Come for Matt Mellon’s APR review of the 2007 SEC season…
And here are the APR standings with conference rank in offensive touchdowns, touchdowns allowed, and APR in parentheses. This includes conference games only with the championship game excluded.
Finally, SEC teams are sorted by the difference between their actual number of wins and their expected number of wins according to APR.
I use a game and a half as the standard of determining which teams significantly over or under-performed relative to their APR. By that standard Mississippi State and Tennessee significantly exceeded their APR.
… and stay for his trashing of Tennessee.
Since LSU’s fourth quarter comeback, its been all downhill for the Vols, at least in SEC play. In the twelve seasons since that championship game appearance, Tennessee has posted the fourth worst conference winning percentage among SEC teams. In those twelve seasons, Tennessee has a better record than perennial punching bag Vanderbilt, a basketball school, and a team currently riding a nineteen game conference losing streak.
Alabama has pretty much lapped the SEC field, finishing seventeen games better than second place Georgia over the past twelve seasons. But to paraphrase Marc Anthony, I come to bury Tennessee, not praise Alabama. So, for the rest of this post, I’ll try to put in perspective how bad Tennessee has been.
Alabama has twice as many undefeated conference seasons (4) as Tennessee has winning conference seasons (2). In fact, the Vols have more seasons of one or fewer conference victories (3) than they have of winning conference seasons. Texas A&M, a team that has played 32 fewer conference games than the Vols have over the past twelve seasons, has more league victories. Missouri, another SEC newcomer that has also played 32 fewer games is just three victories behind them. Tennessee has losing records against ten of the other thirteen teams in the conference.
Nearly one third of their conference victories since 2007 have come against Kentucky and over half have come against Kentucky and Vanderbilt. There have been fleeting moments of competency with the Vols blowing out Big 10 teams in Florida bowl games three consecutive seasons (2014-2016), but their conference record in that span was just 12-12. The 2014 team raised expectations, but the Vols were not able to win divisions in flux in either 2015 or 2016 and once the other two traditional powers in the division got their collective acts together, the Vols were not in position to contend. It’s been a rough twelve years, but lets be optimistic. Say Jeremy Pruitt has a successful run in Knoxville and his replacement is, I don’t know, Jon Gruden, or Bill Cowher, or Lane Kiffin, or Amos Alonzo Stagg. Imagine over the next twelve years the Vols post a 63-33 conference record (Florida’s SEC record since 2008). Then they would have played .500 ball in the SEC over nearly a quarter century!
As much as I cherish the 2007 season as a football fan — it’s still my favorite year — I have to admit it was disappointing from a Georgia perspective, to say the least. Two inexplicable losses, one to a subpar South Carolina team, killed the Dawgs. But I also have to recognize that it was sort of Tennessee’s year.

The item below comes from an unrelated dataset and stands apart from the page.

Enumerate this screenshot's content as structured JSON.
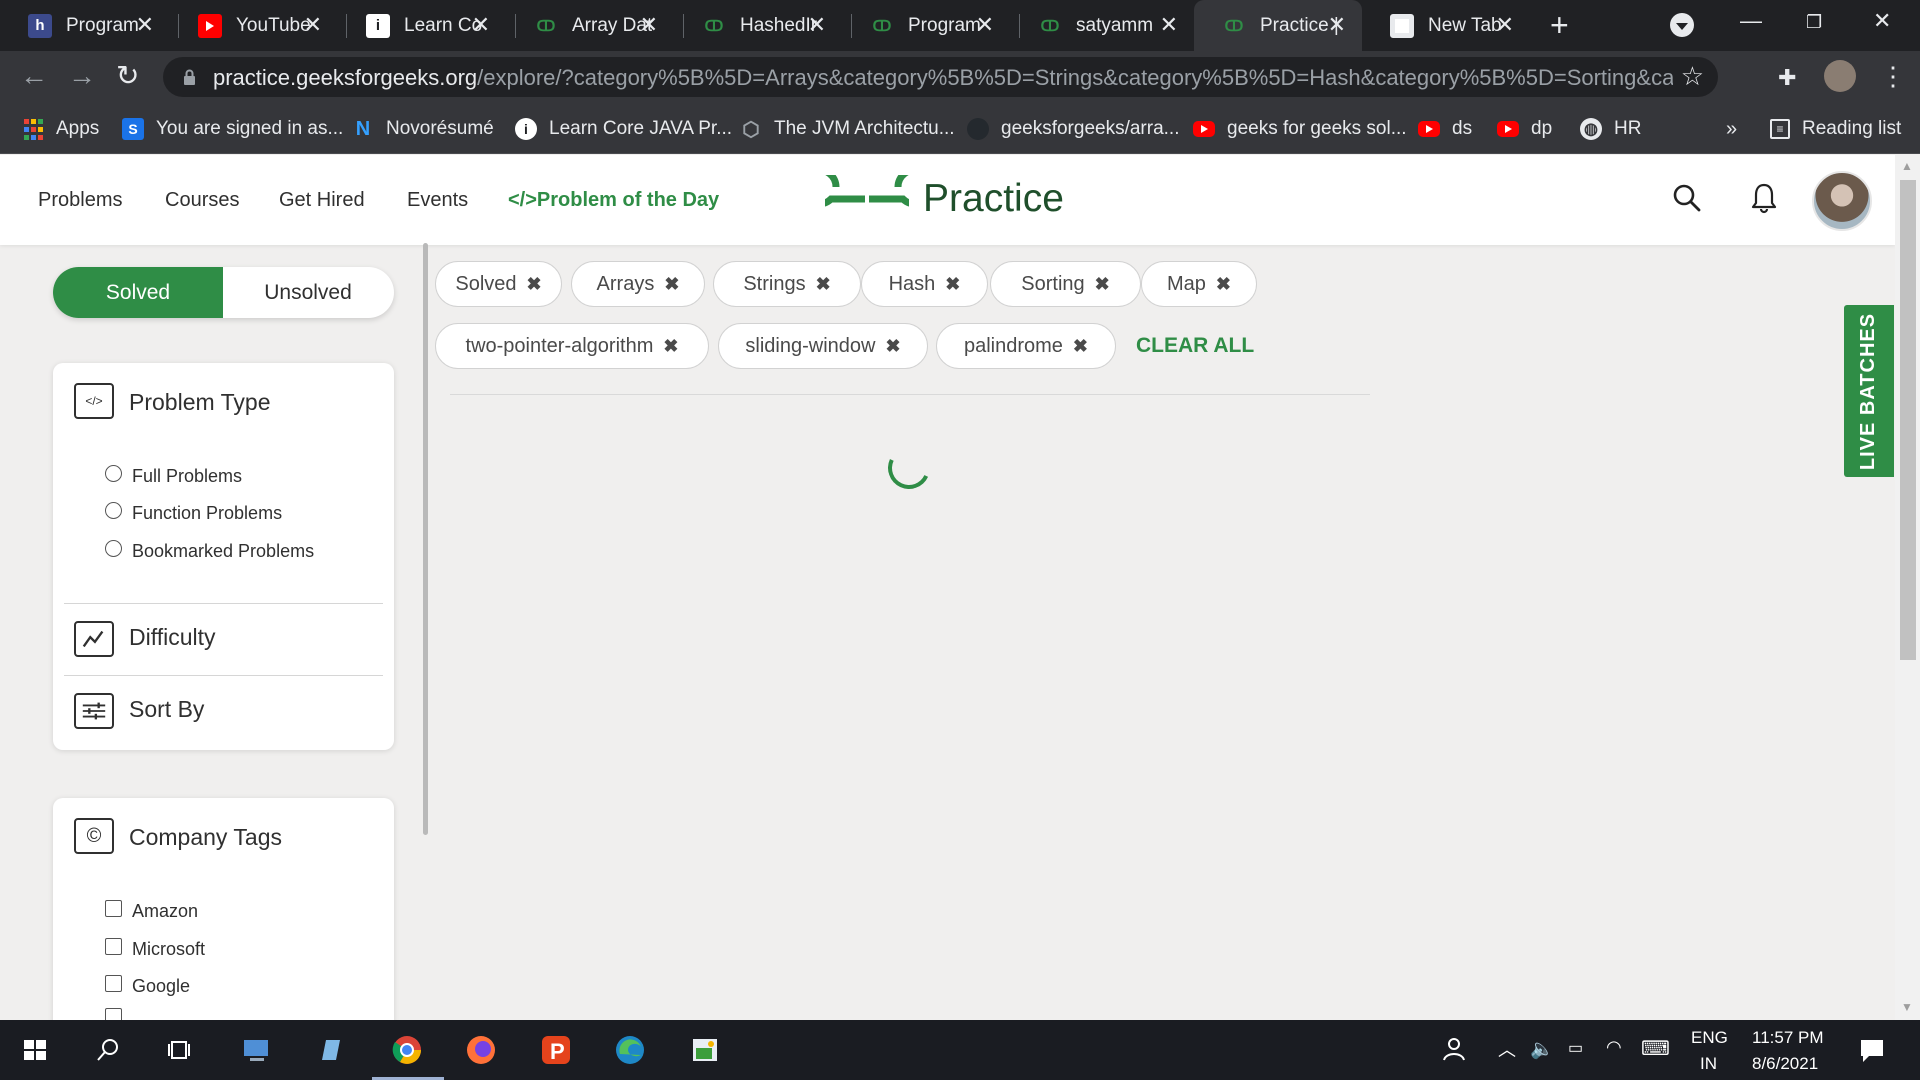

Tennessee also finished 3-0 in one-score conference games, beating Kentucky, South Carolina, and Vanderbilt by a combined six points.
And the way those Kentucky and South Carolina games ended! Basically, it was the football gods’ way of telling Georgia fans we can’t have nice things.